Task objective:
Every line containing the string "Ihrem" should be returned from the records.

Record excerpts:
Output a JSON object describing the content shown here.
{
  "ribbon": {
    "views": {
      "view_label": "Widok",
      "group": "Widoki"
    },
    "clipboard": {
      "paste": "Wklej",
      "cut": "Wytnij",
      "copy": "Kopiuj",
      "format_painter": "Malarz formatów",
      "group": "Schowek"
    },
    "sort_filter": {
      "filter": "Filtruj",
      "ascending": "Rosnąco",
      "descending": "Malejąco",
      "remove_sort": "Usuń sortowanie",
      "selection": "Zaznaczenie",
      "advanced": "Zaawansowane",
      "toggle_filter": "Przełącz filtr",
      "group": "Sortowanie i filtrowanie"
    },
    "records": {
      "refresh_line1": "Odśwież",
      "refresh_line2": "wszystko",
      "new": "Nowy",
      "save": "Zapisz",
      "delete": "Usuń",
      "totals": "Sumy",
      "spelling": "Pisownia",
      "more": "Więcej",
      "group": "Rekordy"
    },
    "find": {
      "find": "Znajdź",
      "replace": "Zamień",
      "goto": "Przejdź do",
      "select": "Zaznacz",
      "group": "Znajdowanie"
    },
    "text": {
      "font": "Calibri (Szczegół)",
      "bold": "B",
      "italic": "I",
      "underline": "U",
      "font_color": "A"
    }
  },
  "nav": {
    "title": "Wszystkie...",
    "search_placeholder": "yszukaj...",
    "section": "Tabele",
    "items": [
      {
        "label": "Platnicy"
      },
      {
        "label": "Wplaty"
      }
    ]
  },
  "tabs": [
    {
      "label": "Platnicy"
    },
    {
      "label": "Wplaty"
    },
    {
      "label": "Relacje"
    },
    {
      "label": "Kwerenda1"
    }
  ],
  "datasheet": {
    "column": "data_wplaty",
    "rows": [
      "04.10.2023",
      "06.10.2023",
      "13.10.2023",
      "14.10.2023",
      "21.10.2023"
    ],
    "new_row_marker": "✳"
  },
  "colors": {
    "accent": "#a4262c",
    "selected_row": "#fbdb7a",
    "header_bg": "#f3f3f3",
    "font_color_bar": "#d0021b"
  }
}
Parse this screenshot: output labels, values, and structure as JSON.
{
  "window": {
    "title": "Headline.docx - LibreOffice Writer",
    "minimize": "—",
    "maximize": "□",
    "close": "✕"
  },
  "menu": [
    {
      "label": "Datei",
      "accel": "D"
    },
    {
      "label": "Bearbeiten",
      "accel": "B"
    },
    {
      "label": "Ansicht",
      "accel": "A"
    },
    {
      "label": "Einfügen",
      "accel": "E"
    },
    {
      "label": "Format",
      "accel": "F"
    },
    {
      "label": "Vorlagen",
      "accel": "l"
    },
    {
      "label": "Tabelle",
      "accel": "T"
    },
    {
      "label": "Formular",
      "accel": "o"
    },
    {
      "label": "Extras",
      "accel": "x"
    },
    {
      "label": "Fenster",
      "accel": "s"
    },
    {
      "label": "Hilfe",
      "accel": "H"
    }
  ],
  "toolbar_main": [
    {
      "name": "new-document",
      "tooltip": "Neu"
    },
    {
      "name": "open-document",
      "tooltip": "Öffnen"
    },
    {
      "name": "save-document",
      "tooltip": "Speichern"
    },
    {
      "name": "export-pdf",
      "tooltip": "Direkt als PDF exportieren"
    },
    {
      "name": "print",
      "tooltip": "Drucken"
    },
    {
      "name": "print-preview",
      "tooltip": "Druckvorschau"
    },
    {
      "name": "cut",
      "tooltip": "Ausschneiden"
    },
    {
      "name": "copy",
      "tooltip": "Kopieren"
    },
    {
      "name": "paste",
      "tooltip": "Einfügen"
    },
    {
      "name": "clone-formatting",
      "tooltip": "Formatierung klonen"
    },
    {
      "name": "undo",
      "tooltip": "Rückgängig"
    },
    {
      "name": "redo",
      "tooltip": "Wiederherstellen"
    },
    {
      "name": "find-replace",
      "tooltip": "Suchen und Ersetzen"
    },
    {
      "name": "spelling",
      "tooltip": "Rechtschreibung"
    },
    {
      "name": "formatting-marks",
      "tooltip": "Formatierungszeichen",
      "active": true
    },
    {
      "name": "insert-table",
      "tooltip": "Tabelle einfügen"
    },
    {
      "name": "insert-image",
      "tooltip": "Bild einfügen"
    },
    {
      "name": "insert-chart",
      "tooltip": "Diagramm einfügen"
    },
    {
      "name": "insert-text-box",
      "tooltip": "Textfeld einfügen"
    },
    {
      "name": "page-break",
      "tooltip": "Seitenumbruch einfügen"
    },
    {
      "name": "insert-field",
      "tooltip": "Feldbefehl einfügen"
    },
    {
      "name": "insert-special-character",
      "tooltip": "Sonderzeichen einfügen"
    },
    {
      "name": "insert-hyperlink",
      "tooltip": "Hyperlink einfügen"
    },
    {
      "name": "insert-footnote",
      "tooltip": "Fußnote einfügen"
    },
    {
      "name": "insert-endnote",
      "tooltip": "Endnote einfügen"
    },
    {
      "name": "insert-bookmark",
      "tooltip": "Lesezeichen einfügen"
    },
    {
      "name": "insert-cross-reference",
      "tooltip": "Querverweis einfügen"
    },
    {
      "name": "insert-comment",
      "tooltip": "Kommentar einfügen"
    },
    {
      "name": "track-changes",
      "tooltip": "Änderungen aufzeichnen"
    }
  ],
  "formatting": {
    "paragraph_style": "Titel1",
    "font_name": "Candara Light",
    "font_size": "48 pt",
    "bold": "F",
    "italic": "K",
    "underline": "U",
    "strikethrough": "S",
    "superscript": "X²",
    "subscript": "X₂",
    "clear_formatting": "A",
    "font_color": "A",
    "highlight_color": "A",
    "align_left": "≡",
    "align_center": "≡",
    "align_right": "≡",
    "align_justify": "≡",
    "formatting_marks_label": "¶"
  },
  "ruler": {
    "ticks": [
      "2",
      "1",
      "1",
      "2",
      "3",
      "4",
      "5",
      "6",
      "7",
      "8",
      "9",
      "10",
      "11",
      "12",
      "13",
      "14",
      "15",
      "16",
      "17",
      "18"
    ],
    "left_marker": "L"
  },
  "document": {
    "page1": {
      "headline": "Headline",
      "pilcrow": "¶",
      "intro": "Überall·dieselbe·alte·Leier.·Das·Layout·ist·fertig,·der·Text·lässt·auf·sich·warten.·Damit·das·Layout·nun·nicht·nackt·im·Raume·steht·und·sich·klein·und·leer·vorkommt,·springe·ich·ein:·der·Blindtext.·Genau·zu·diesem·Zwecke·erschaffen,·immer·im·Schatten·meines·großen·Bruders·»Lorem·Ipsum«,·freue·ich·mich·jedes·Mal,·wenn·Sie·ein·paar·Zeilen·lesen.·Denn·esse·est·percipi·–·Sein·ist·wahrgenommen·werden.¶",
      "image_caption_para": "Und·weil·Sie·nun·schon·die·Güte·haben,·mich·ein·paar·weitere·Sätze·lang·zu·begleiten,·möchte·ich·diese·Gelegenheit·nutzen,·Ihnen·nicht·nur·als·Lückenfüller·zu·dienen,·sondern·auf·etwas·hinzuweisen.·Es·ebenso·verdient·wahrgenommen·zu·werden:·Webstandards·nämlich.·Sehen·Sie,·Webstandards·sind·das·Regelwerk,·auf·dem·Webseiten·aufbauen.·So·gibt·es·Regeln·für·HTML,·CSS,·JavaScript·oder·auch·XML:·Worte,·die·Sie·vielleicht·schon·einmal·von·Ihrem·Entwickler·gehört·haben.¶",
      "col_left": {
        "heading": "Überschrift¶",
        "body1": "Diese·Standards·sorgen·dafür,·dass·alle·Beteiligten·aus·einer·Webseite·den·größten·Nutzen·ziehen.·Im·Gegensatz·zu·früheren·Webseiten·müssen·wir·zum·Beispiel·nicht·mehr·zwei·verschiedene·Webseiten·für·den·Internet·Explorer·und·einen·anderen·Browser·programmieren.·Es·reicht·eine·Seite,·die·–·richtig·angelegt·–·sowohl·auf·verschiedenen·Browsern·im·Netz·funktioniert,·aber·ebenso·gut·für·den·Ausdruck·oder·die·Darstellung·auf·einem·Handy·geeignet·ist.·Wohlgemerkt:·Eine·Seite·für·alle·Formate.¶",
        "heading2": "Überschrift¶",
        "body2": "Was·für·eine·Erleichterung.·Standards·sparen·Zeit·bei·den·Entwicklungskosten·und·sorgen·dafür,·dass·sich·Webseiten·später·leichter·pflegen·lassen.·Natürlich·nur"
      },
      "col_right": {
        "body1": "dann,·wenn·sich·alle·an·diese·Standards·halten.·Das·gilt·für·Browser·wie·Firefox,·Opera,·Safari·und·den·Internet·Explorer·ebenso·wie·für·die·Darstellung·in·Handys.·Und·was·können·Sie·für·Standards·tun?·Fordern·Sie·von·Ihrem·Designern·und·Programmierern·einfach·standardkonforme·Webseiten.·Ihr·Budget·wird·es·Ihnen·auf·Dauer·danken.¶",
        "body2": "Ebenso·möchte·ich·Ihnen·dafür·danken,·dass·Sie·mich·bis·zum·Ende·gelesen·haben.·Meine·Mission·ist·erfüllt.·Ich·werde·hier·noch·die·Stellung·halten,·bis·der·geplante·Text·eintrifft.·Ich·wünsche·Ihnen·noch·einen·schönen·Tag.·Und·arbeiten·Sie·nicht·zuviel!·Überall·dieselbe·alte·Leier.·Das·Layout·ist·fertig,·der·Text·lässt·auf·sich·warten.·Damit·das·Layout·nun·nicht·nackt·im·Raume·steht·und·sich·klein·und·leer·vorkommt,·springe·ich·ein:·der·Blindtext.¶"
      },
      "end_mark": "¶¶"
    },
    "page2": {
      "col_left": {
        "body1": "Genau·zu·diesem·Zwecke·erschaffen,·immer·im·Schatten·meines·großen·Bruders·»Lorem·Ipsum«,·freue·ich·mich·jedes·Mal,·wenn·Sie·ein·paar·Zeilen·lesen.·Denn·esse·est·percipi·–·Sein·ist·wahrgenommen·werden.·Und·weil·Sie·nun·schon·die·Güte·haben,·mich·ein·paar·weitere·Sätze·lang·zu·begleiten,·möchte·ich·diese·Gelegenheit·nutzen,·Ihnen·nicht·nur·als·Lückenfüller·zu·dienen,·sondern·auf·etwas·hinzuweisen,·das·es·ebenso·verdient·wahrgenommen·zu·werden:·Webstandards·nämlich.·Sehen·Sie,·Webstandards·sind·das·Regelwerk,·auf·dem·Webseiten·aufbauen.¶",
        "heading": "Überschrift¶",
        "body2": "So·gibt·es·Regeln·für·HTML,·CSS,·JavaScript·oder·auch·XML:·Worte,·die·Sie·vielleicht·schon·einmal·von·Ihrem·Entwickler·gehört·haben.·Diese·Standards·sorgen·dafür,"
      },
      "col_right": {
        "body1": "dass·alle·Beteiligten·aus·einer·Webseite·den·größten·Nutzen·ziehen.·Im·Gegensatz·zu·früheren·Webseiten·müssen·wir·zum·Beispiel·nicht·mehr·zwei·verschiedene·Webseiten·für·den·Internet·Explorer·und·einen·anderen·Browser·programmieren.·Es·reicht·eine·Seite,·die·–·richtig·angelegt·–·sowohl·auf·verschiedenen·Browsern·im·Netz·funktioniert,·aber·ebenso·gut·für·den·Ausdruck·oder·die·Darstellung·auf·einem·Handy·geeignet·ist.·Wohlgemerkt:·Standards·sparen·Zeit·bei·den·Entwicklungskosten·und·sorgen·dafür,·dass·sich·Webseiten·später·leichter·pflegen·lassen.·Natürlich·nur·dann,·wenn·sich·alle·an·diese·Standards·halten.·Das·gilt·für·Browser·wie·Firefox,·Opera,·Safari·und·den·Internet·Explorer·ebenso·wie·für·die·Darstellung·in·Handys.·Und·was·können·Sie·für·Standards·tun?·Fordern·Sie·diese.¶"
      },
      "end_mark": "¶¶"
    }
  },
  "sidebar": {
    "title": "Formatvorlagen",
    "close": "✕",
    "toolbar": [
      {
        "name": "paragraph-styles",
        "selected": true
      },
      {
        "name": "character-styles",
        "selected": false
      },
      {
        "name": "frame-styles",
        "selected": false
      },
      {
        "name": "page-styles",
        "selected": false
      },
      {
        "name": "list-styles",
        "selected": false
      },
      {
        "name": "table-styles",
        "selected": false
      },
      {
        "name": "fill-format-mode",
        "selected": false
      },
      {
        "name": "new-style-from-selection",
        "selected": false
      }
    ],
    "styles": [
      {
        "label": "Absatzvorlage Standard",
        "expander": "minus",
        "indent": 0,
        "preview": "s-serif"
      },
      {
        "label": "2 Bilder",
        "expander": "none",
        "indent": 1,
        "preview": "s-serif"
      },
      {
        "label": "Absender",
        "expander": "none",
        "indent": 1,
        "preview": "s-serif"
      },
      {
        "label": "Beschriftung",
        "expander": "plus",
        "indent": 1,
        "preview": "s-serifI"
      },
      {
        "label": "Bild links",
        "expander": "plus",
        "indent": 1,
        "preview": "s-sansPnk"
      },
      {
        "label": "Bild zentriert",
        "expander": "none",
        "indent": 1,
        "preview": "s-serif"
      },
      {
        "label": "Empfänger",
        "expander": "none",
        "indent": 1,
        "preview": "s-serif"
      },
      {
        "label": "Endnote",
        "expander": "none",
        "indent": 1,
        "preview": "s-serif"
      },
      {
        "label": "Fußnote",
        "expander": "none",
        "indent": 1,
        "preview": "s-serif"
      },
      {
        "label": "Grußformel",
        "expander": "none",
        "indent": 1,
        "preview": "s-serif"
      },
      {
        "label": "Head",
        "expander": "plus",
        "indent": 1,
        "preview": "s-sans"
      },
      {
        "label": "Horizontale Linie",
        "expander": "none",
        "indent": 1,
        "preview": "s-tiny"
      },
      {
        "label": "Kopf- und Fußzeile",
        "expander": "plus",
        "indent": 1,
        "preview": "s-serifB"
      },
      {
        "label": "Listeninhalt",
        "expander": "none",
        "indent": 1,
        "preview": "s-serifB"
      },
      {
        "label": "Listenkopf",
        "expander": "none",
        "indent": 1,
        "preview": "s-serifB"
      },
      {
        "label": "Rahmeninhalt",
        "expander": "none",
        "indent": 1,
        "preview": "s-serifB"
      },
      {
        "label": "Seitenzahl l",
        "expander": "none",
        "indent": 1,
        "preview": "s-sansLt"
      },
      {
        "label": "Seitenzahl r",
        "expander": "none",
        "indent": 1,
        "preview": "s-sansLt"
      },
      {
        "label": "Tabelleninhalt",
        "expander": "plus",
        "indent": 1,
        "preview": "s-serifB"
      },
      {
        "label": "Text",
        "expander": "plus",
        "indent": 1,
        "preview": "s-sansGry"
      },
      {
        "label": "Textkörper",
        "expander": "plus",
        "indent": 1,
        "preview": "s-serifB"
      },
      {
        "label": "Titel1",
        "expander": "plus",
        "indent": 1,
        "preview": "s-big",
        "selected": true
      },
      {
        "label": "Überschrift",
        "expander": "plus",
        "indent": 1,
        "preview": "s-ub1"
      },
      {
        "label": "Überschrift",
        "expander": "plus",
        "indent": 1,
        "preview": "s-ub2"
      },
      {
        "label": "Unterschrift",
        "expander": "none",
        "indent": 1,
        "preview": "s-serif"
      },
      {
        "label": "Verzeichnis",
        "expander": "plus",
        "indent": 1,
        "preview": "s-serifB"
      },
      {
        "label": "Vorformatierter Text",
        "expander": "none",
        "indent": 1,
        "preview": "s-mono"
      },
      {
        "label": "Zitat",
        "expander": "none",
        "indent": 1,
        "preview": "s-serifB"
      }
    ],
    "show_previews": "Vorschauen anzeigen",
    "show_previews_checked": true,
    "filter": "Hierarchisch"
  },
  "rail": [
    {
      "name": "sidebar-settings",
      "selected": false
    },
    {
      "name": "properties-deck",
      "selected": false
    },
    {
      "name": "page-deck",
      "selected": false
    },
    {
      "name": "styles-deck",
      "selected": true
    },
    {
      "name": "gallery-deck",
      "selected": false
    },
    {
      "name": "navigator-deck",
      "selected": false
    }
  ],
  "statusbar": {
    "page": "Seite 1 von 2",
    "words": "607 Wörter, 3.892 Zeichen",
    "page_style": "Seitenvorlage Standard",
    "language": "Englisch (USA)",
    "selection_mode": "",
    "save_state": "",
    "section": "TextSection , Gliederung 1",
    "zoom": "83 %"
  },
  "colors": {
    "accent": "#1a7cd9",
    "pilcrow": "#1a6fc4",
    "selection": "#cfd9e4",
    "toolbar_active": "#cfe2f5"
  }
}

Output for this exercise:
      "image_caption_para": "Und·weil·Sie·nun·schon·die·Güte·haben,·mich·ein·paar·weitere·Sätze·lang·zu·begleiten,·möchte·ich·diese·Gelegenheit·nutzen,·Ihnen·nicht·nur·als·Lückenfüller·zu·dienen,·sondern·auf·etwas·hinzuweisen.·Es·ebenso·verdient·wahrgenommen·zu·werden:·Webstandards·nämlich.·Sehen·Sie,·Webstandards·sind·das·Regelwerk,·auf·dem·Webseiten·aufbauen.·So·gibt·es·Regeln·für·HTML,·CSS,·JavaScript·oder·auch·XML:·Worte,·die·Sie·vielleicht·schon·einmal·von·Ihrem·Entwickler·gehört·haben.¶",
        "body1": "dann,·wenn·sich·alle·an·diese·Standards·halten.·Das·gilt·für·Browser·wie·Firefox,·Opera,·Safari·und·den·Internet·Explorer·ebenso·wie·für·die·Darstellung·in·Handys.·Und·was·können·Sie·für·Standards·tun?·Fordern·Sie·von·Ihrem·Designern·und·Programmierern·einfach·standardkonforme·Webseiten.·Ihr·Budget·wird·es·Ihnen·auf·Dauer·danken.¶",
        "body2": "So·gibt·es·Regeln·für·HTML,·CSS,·JavaScript·oder·auch·XML:·Worte,·die·Sie·vielleicht·schon·einmal·von·Ihrem·Entwickler·gehört·haben.·Diese·Standards·sorgen·dafür,"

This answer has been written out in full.